● WHAT TO PRODUCE:
Your task is to show every line in the listing below that includes "char".

● MATERIAL FOR THE TASK:

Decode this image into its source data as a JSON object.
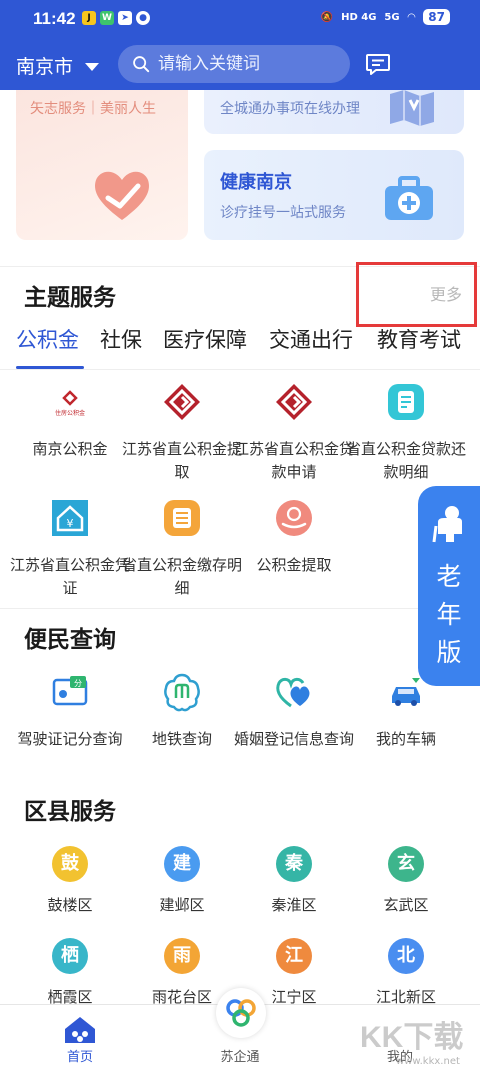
{
  "status_bar": {
    "time": "11:42",
    "signal1": "HD 4G",
    "signal2": "5G",
    "battery": "87"
  },
  "header": {
    "city": "南京市",
    "search_placeholder": "请输入关键词"
  },
  "banner_cards": {
    "left_text": "矢志服务｜美丽人生",
    "right_top_text": "全城通办事项在线办理",
    "right_bottom_title": "健康南京",
    "right_bottom_sub": "诊疗挂号一站式服务"
  },
  "theme_services": {
    "title": "主题服务",
    "more": "更多",
    "tabs": [
      "公积金",
      "社保",
      "医疗保障",
      "交通出行",
      "教育考试"
    ],
    "active_tab": "公积金",
    "items": [
      {
        "label": "南京公积金",
        "icon": "nanjing-gjj-logo-icon"
      },
      {
        "label": "江苏省直公积金提取",
        "icon": "diamond-red-icon"
      },
      {
        "label": "江苏省直公积金贷款申请",
        "icon": "diamond-red-icon"
      },
      {
        "label": "省直公积金贷款还款明细",
        "icon": "document-teal-icon"
      },
      {
        "label": "江苏省直公积金凭证",
        "icon": "house-yuan-icon"
      },
      {
        "label": "省直公积金缴存明细",
        "icon": "list-orange-icon"
      },
      {
        "label": "公积金提取",
        "icon": "hand-coin-icon"
      }
    ]
  },
  "convenience": {
    "title": "便民查询",
    "items": [
      {
        "label": "驾驶证记分查询",
        "icon": "license-points-icon"
      },
      {
        "label": "地铁查询",
        "icon": "metro-icon"
      },
      {
        "label": "婚姻登记信息查询",
        "icon": "heart-marriage-icon"
      },
      {
        "label": "我的车辆",
        "icon": "car-icon"
      }
    ]
  },
  "district": {
    "title": "区县服务",
    "items": [
      {
        "char": "鼓",
        "label": "鼓楼区",
        "color": "#f2c230"
      },
      {
        "char": "建",
        "label": "建邺区",
        "color": "#4a9bf0"
      },
      {
        "char": "秦",
        "label": "秦淮区",
        "color": "#35b5a6"
      },
      {
        "char": "玄",
        "label": "玄武区",
        "color": "#3db58c"
      },
      {
        "char": "栖",
        "label": "栖霞区",
        "color": "#38b6c9"
      },
      {
        "char": "雨",
        "label": "雨花台区",
        "color": "#f3a535"
      },
      {
        "char": "江",
        "label": "江宁区",
        "color": "#ef8a3e"
      },
      {
        "char": "北",
        "label": "江北新区",
        "color": "#4a8ef0"
      }
    ]
  },
  "elder_mode": {
    "label": "老年版"
  },
  "bottom_nav": {
    "home": "首页",
    "center": "苏企通",
    "mine": "我的"
  },
  "watermark": {
    "text": "KK下载",
    "url": "www.kkx.net"
  },
  "colors": {
    "primary": "#2f57d4",
    "highlight_box": "#e53a3a",
    "elder": "#3b82ee"
  }
}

● COMPLETED TASK:
        "char": "鼓",
        "char": "建",
        "char": "秦",
        "char": "玄",
        "char": "栖",
        "char": "雨",
        "char": "江",
        "char": "北",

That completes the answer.